◆ What to produce: Give back the full set of entries that follows, exactly as written.

◆ Data to examine:
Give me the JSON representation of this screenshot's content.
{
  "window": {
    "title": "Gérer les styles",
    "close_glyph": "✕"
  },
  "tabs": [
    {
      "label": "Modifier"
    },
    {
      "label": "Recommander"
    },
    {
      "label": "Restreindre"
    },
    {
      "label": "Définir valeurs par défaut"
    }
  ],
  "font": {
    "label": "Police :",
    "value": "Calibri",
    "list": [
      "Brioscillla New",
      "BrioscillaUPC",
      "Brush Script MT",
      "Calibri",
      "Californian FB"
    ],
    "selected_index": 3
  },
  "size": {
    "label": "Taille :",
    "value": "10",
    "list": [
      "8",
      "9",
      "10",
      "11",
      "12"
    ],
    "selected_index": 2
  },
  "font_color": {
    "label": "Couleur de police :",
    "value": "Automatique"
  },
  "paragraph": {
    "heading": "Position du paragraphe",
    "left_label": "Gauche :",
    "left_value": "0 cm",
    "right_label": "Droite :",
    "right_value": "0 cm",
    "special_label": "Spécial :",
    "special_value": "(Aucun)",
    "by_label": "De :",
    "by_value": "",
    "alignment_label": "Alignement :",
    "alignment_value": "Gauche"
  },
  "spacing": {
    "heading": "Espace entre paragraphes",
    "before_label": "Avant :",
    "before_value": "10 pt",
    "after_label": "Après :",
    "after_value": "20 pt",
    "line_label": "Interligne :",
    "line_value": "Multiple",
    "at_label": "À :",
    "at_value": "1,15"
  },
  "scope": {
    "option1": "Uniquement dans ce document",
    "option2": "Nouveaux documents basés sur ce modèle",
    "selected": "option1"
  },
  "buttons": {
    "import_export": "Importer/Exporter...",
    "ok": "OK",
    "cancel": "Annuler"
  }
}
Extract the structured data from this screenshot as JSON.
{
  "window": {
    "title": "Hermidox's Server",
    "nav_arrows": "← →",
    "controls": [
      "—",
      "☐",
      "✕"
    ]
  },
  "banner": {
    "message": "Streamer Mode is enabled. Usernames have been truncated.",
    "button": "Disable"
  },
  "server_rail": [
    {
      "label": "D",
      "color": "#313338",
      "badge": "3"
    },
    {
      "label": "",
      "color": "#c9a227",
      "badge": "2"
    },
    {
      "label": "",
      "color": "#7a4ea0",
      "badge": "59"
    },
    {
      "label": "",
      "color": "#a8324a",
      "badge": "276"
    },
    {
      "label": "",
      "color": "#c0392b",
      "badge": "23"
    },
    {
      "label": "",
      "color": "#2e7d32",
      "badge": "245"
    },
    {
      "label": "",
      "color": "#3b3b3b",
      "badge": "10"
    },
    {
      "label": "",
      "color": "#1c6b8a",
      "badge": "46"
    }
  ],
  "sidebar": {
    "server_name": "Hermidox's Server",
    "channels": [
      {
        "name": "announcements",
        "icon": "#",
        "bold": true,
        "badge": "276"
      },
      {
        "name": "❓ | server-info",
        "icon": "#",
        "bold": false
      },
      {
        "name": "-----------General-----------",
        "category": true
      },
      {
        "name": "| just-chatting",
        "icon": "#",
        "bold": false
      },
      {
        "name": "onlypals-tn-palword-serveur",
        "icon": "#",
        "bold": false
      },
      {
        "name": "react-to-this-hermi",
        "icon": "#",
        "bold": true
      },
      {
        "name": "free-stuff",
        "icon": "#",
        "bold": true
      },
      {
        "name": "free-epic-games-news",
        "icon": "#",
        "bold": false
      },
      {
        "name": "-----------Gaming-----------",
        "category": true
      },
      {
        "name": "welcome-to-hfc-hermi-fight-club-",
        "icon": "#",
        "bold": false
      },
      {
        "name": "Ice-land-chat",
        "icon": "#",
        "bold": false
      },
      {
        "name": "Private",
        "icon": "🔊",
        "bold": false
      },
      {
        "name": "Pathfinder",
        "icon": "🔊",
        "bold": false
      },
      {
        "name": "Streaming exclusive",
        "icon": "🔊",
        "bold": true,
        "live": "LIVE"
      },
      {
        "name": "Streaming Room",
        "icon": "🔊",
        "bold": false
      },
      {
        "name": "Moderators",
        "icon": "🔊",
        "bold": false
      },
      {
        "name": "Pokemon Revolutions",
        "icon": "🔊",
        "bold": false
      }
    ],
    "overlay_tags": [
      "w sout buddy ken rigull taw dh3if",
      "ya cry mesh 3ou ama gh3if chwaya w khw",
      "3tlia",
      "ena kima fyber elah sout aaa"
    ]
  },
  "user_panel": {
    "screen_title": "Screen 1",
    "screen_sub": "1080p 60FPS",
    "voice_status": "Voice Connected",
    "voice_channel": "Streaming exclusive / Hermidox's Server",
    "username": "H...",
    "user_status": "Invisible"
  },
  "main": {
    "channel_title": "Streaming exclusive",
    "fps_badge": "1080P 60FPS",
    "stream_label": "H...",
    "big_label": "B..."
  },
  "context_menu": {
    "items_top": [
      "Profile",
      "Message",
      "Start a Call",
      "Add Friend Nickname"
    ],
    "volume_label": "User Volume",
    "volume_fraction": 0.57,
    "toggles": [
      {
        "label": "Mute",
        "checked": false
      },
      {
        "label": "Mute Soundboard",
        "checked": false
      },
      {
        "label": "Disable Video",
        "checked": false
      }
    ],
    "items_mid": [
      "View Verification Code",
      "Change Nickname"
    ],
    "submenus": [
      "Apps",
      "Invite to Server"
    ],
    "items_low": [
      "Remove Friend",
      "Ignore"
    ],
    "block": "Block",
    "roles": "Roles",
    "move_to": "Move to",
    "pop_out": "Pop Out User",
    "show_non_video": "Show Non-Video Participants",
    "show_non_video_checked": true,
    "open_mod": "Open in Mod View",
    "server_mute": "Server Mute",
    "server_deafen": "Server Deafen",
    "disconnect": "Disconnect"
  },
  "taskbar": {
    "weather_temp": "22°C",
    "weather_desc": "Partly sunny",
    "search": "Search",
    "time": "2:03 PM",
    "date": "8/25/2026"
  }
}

◆ Response box:
Give me the JSON representation of this screenshot's content.
{
  "window": {
    "title": "Gérer les styles",
    "close_glyph": "✕"
  },
  "tabs": [
    {
      "label": "Modifier"
    },
    {
      "label": "Recommander"
    },
    {
      "label": "Restreindre"
    },
    {
      "label": "Définir valeurs par défaut"
    }
  ],
  "font": {
    "label": "Police :",
    "value": "Calibri",
    "list": [
      "Brioscillla New",
      "BrioscillaUPC",
      "Brush Script MT",
      "Calibri",
      "Californian FB"
    ],
    "selected_index": 3
  },
  "size": {
    "label": "Taille :",
    "value": "10",
    "list": [
      "8",
      "9",
      "10",
      "11",
      "12"
    ],
    "selected_index": 2
  },
  "font_color": {
    "label": "Couleur de police :",
    "value": "Automatique"
  },
  "paragraph": {
    "heading": "Position du paragraphe",
    "left_label": "Gauche :",
    "left_value": "0 cm",
    "right_label": "Droite :",
    "right_value": "0 cm",
    "special_label": "Spécial :",
    "special_value": "(Aucun)",
    "by_label": "De :",
    "by_value": "",
    "alignment_label": "Alignement :",
    "alignment_value": "Gauche"
  },
  "spacing": {
    "heading": "Espace entre paragraphes",
    "before_label": "Avant :",
    "before_value": "10 pt",
    "after_label": "Après :",
    "after_value": "20 pt",
    "line_label": "Interligne :",
    "line_value": "Multiple",
    "at_label": "À :",
    "at_value": "1,15"
  },
  "scope": {
    "option1": "Uniquement dans ce document",
    "option2": "Nouveaux documents basés sur ce modèle",
    "selected": "option1"
  },
  "buttons": {
    "import_export": "Importer/Exporter...",
    "ok": "OK",
    "cancel": "Annuler"
  }
}
Extract the structured data from this screenshot as JSON.
{
  "window": {
    "title": "Hermidox's Server",
    "nav_arrows": "← →",
    "controls": [
      "—",
      "☐",
      "✕"
    ]
  },
  "banner": {
    "message": "Streamer Mode is enabled. Usernames have been truncated.",
    "button": "Disable"
  },
  "server_rail": [
    {
      "label": "D",
      "color": "#313338",
      "badge": "3"
    },
    {
      "label": "",
      "color": "#c9a227",
      "badge": "2"
    },
    {
      "label": "",
      "color": "#7a4ea0",
      "badge": "59"
    },
    {
      "label": "",
      "color": "#a8324a",
      "badge": "276"
    },
    {
      "label": "",
      "color": "#c0392b",
      "badge": "23"
    },
    {
      "label": "",
      "color": "#2e7d32",
      "badge": "245"
    },
    {
      "label": "",
      "color": "#3b3b3b",
      "badge": "10"
    },
    {
      "label": "",
      "color": "#1c6b8a",
      "badge": "46"
    }
  ],
  "sidebar": {
    "server_name": "Hermidox's Server",
    "channels": [
      {
        "name": "announcements",
        "icon": "#",
        "bold": true,
        "badge": "276"
      },
      {
        "name": "❓ | server-info",
        "icon": "#",
        "bold": false
      },
      {
        "name": "-----------General-----------",
        "category": true
      },
      {
        "name": "| just-chatting",
        "icon": "#",
        "bold": false
      },
      {
        "name": "onlypals-tn-palword-serveur",
        "icon": "#",
        "bold": false
      },
      {
        "name": "react-to-this-hermi",
        "icon": "#",
        "bold": true
      },
      {
        "name": "free-stuff",
        "icon": "#",
        "bold": true
      },
      {
        "name": "free-epic-games-news",
        "icon": "#",
        "bold": false
      },
      {
        "name": "-----------Gaming-----------",
        "category": true
      },
      {
        "name": "welcome-to-hfc-hermi-fight-club-",
        "icon": "#",
        "bold": false
      },
      {
        "name": "Ice-land-chat",
        "icon": "#",
        "bold": false
      },
      {
        "name": "Private",
        "icon": "🔊",
        "bold": false
      },
      {
        "name": "Pathfinder",
        "icon": "🔊",
        "bold": false
      },
      {
        "name": "Streaming exclusive",
        "icon": "🔊",
        "bold": true,
        "live": "LIVE"
      },
      {
        "name": "Streaming Room",
        "icon": "🔊",
        "bold": false
      },
      {
        "name": "Moderators",
        "icon": "🔊",
        "bold": false
      },
      {
        "name": "Pokemon Revolutions",
        "icon": "🔊",
        "bold": false
      }
    ],
    "overlay_tags": [
      "w sout buddy ken rigull taw dh3if",
      "ya cry mesh 3ou ama gh3if chwaya w khw",
      "3tlia",
      "ena kima fyber elah sout aaa"
    ]
  },
  "user_panel": {
    "screen_title": "Screen 1",
    "screen_sub": "1080p 60FPS",
    "voice_status": "Voice Connected",
    "voice_channel": "Streaming exclusive / Hermidox's Server",
    "username": "H...",
    "user_status": "Invisible"
  },
  "main": {
    "channel_title": "Streaming exclusive",
    "fps_badge": "1080P 60FPS",
    "stream_label": "H...",
    "big_label": "B..."
  },
  "context_menu": {
    "items_top": [
      "Profile",
      "Message",
      "Start a Call",
      "Add Friend Nickname"
    ],
    "volume_label": "User Volume",
    "volume_fraction": 0.57,
    "toggles": [
      {
        "label": "Mute",
        "checked": false
      },
      {
        "label": "Mute Soundboard",
        "checked": false
      },
      {
        "label": "Disable Video",
        "checked": false
      }
    ],
    "items_mid": [
      "View Verification Code",
      "Change Nickname"
    ],
    "submenus": [
      "Apps",
      "Invite to Server"
    ],
    "items_low": [
      "Remove Friend",
      "Ignore"
    ],
    "block": "Block",
    "roles": "Roles",
    "move_to": "Move to",
    "pop_out": "Pop Out User",
    "show_non_video": "Show Non-Video Participants",
    "show_non_video_checked": true,
    "open_mod": "Open in Mod View",
    "server_mute": "Server Mute",
    "server_deafen": "Server Deafen",
    "disconnect": "Disconnect"
  },
  "taskbar": {
    "weather_temp": "22°C",
    "weather_desc": "Partly sunny",
    "search": "Search",
    "time": "2:03 PM",
    "date": "8/25/2026"
  }
}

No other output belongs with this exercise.